> **WHAT TO DO**
The answer must be the full listing, written out exactly.

> **DATA SHOWN**
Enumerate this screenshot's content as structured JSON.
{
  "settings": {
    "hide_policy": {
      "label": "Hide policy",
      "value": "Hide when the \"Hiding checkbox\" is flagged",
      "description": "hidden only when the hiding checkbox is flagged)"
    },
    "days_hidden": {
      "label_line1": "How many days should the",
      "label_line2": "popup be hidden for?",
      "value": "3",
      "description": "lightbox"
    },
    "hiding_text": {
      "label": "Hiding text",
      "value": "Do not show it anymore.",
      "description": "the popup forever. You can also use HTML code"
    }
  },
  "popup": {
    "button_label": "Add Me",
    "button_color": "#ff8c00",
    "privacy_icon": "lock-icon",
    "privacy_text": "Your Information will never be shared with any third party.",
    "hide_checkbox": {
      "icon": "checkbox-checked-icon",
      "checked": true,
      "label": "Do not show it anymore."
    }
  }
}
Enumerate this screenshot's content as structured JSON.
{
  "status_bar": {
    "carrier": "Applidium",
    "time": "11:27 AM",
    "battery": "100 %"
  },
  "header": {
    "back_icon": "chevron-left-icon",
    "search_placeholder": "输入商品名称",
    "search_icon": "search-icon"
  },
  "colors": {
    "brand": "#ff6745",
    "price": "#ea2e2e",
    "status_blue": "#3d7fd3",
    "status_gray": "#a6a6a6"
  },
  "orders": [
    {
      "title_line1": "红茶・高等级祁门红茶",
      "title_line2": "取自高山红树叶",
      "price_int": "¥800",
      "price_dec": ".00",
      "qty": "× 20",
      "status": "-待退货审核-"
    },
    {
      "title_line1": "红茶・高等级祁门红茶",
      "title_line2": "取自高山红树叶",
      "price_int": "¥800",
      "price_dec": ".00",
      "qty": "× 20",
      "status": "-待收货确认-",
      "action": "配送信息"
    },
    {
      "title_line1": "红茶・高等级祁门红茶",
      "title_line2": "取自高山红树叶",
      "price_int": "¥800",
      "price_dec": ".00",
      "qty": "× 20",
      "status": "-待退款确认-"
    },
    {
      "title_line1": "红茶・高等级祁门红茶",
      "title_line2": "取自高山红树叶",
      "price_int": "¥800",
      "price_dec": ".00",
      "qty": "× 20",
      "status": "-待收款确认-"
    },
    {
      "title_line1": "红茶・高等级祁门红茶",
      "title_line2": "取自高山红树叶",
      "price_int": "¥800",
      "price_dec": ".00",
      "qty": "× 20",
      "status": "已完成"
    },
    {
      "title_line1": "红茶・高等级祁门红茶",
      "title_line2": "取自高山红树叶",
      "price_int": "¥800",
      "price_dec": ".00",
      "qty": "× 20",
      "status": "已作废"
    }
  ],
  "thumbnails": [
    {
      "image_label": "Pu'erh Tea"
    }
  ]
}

> **EXERCISE RESPONSE**
Enumerate this screenshot's content as structured JSON.
{
  "settings": {
    "hide_policy": {
      "label": "Hide policy",
      "value": "Hide when the \"Hiding checkbox\" is flagged",
      "description": "hidden only when the hiding checkbox is flagged)"
    },
    "days_hidden": {
      "label_line1": "How many days should the",
      "label_line2": "popup be hidden for?",
      "value": "3",
      "description": "lightbox"
    },
    "hiding_text": {
      "label": "Hiding text",
      "value": "Do not show it anymore.",
      "description": "the popup forever. You can also use HTML code"
    }
  },
  "popup": {
    "button_label": "Add Me",
    "button_color": "#ff8c00",
    "privacy_icon": "lock-icon",
    "privacy_text": "Your Information will never be shared with any third party.",
    "hide_checkbox": {
      "icon": "checkbox-checked-icon",
      "checked": true,
      "label": "Do not show it anymore."
    }
  }
}
Enumerate this screenshot's content as structured JSON.
{
  "status_bar": {
    "carrier": "Applidium",
    "time": "11:27 AM",
    "battery": "100 %"
  },
  "header": {
    "back_icon": "chevron-left-icon",
    "search_placeholder": "输入商品名称",
    "search_icon": "search-icon"
  },
  "colors": {
    "brand": "#ff6745",
    "price": "#ea2e2e",
    "status_blue": "#3d7fd3",
    "status_gray": "#a6a6a6"
  },
  "orders": [
    {
      "title_line1": "红茶・高等级祁门红茶",
      "title_line2": "取自高山红树叶",
      "price_int": "¥800",
      "price_dec": ".00",
      "qty": "× 20",
      "status": "-待退货审核-"
    },
    {
      "title_line1": "红茶・高等级祁门红茶",
      "title_line2": "取自高山红树叶",
      "price_int": "¥800",
      "price_dec": ".00",
      "qty": "× 20",
      "status": "-待收货确认-",
      "action": "配送信息"
    },
    {
      "title_line1": "红茶・高等级祁门红茶",
      "title_line2": "取自高山红树叶",
      "price_int": "¥800",
      "price_dec": ".00",
      "qty": "× 20",
      "status": "-待退款确认-"
    },
    {
      "title_line1": "红茶・高等级祁门红茶",
      "title_line2": "取自高山红树叶",
      "price_int": "¥800",
      "price_dec": ".00",
      "qty": "× 20",
      "status": "-待收款确认-"
    },
    {
      "title_line1": "红茶・高等级祁门红茶",
      "title_line2": "取自高山红树叶",
      "price_int": "¥800",
      "price_dec": ".00",
      "qty": "× 20",
      "status": "已完成"
    },
    {
      "title_line1": "红茶・高等级祁门红茶",
      "title_line2": "取自高山红树叶",
      "price_int": "¥800",
      "price_dec": ".00",
      "qty": "× 20",
      "status": "已作废"
    }
  ],
  "thumbnails": [
    {
      "image_label": "Pu'erh Tea"
    }
  ]
}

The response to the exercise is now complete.